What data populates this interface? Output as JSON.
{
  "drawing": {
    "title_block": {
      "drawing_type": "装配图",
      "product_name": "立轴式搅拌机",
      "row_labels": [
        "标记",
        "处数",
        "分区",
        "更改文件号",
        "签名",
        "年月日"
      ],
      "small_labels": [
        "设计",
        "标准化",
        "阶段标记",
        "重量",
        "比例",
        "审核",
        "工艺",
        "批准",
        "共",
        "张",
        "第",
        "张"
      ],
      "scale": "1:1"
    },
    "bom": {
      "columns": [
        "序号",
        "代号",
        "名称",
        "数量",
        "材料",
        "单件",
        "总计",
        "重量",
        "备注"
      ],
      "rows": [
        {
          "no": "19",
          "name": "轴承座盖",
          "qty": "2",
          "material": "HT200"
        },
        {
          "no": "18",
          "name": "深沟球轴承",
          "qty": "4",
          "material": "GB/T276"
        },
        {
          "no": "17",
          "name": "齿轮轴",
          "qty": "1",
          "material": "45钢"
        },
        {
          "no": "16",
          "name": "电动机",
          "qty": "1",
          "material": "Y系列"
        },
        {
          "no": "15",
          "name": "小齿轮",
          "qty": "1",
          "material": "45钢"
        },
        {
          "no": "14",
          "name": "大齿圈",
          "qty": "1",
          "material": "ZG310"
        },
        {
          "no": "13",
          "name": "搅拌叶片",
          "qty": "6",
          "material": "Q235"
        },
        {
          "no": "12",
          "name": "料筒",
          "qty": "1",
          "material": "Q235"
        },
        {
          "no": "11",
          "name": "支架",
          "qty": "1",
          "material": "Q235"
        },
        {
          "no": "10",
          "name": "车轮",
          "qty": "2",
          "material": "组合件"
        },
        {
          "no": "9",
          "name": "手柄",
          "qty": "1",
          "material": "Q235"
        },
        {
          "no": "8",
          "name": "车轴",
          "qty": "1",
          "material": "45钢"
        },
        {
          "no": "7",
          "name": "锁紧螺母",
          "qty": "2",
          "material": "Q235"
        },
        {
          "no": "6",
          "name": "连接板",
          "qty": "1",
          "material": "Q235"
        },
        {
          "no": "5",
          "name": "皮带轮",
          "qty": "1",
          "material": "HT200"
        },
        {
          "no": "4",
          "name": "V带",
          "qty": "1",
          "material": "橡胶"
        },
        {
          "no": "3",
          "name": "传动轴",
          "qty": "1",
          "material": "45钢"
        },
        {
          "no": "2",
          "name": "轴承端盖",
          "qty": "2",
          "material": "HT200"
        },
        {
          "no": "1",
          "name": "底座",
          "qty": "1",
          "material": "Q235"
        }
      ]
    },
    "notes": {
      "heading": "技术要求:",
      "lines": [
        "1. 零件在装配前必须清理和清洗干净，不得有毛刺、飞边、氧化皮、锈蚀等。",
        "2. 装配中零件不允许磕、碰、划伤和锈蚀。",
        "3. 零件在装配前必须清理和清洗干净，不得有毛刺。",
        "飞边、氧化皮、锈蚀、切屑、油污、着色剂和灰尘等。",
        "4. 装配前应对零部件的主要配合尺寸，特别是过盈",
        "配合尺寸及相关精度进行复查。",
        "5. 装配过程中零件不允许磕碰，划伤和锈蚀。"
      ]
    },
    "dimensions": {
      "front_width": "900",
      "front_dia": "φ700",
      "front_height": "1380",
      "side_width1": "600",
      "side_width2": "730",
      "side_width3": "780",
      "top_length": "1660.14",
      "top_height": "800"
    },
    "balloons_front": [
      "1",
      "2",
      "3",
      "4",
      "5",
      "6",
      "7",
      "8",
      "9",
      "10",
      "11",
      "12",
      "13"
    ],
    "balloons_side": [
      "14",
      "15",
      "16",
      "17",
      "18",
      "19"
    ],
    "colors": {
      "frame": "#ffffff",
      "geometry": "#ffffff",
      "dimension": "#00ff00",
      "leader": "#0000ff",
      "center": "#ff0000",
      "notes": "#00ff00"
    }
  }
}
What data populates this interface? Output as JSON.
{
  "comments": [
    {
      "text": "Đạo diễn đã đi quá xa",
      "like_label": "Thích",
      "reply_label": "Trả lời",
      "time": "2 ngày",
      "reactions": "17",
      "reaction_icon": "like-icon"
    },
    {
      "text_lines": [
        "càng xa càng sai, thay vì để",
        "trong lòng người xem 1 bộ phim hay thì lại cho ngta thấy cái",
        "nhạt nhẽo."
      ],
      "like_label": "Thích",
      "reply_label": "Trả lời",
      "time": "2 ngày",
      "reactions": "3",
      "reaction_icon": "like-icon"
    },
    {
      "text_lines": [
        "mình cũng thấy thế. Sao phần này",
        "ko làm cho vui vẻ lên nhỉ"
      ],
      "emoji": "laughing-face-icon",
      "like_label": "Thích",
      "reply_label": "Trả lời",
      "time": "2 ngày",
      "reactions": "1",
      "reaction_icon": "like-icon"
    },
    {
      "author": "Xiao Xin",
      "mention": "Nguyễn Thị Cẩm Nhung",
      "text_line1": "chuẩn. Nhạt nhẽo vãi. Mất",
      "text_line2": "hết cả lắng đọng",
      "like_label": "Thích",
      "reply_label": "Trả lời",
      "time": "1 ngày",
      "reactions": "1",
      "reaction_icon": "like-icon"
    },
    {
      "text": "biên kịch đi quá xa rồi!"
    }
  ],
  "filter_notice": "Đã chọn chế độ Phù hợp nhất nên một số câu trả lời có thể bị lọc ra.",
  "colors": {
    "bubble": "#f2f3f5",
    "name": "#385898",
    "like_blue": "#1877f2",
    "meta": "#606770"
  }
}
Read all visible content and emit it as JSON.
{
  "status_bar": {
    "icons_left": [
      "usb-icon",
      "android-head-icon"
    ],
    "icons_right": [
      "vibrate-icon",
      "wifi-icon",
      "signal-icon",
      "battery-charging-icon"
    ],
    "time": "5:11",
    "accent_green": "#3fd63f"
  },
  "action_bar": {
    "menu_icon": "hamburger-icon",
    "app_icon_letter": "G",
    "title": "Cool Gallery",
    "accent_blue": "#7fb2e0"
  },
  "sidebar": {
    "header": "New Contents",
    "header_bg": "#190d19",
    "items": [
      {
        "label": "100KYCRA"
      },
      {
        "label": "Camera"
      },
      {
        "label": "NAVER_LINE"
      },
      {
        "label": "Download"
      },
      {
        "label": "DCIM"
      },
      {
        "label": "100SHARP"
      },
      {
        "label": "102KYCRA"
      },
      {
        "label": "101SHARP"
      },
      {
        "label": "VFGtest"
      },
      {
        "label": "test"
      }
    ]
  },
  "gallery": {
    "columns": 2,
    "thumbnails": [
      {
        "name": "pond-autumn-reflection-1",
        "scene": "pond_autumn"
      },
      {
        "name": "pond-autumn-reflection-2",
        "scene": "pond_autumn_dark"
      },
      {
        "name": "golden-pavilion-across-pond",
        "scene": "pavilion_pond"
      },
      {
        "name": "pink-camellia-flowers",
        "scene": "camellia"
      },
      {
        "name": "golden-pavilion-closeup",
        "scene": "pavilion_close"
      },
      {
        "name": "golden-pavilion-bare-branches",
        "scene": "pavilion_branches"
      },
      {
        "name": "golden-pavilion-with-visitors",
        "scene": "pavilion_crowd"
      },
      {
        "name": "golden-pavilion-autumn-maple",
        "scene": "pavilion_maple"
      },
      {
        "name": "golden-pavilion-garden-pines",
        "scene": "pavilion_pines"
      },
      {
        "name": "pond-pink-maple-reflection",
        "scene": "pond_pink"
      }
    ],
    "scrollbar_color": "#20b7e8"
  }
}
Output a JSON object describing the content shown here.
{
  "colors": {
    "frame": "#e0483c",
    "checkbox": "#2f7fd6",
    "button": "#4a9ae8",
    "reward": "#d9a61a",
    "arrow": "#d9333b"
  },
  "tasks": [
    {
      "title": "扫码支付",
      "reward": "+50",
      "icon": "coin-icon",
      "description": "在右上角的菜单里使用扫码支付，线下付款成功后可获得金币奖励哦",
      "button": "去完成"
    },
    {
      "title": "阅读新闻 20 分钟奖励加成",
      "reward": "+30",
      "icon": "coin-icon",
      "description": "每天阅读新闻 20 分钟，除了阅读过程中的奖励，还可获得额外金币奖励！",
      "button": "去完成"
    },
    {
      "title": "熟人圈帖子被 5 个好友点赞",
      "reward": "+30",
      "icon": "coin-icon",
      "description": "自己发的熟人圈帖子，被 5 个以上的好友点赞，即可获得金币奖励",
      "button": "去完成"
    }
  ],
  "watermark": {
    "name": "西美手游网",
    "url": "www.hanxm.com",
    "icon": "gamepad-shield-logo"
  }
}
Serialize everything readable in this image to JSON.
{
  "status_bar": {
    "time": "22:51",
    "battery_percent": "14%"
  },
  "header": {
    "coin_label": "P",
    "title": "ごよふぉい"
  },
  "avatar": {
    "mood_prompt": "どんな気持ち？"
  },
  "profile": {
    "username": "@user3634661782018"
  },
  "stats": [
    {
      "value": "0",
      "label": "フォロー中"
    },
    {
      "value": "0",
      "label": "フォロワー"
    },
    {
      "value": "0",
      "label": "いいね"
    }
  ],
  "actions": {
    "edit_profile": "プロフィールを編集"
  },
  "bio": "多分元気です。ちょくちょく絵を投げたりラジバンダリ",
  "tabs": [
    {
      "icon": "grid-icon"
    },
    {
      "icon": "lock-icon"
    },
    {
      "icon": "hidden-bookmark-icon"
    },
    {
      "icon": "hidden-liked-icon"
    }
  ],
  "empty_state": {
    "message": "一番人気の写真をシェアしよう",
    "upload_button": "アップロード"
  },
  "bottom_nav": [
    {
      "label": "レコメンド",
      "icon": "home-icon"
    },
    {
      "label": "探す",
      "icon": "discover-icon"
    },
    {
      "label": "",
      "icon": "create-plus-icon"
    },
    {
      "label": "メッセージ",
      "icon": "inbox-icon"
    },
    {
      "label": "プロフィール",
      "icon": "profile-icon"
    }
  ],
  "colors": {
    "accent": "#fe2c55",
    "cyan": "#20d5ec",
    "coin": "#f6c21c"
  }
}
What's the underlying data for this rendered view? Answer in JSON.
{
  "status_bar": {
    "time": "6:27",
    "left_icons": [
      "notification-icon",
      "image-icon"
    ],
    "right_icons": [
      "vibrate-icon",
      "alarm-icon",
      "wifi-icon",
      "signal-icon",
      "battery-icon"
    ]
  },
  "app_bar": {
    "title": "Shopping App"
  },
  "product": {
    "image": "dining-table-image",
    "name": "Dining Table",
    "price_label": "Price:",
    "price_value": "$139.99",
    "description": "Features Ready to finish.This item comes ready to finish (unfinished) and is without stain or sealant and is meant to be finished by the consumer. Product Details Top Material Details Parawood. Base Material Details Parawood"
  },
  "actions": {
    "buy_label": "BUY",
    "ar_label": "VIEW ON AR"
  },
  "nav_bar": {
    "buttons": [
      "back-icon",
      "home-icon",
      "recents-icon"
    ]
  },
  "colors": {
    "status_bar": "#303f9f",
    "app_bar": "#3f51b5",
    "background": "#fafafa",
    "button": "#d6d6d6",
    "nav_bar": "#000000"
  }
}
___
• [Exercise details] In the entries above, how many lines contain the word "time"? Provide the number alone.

• [Response to this task] 7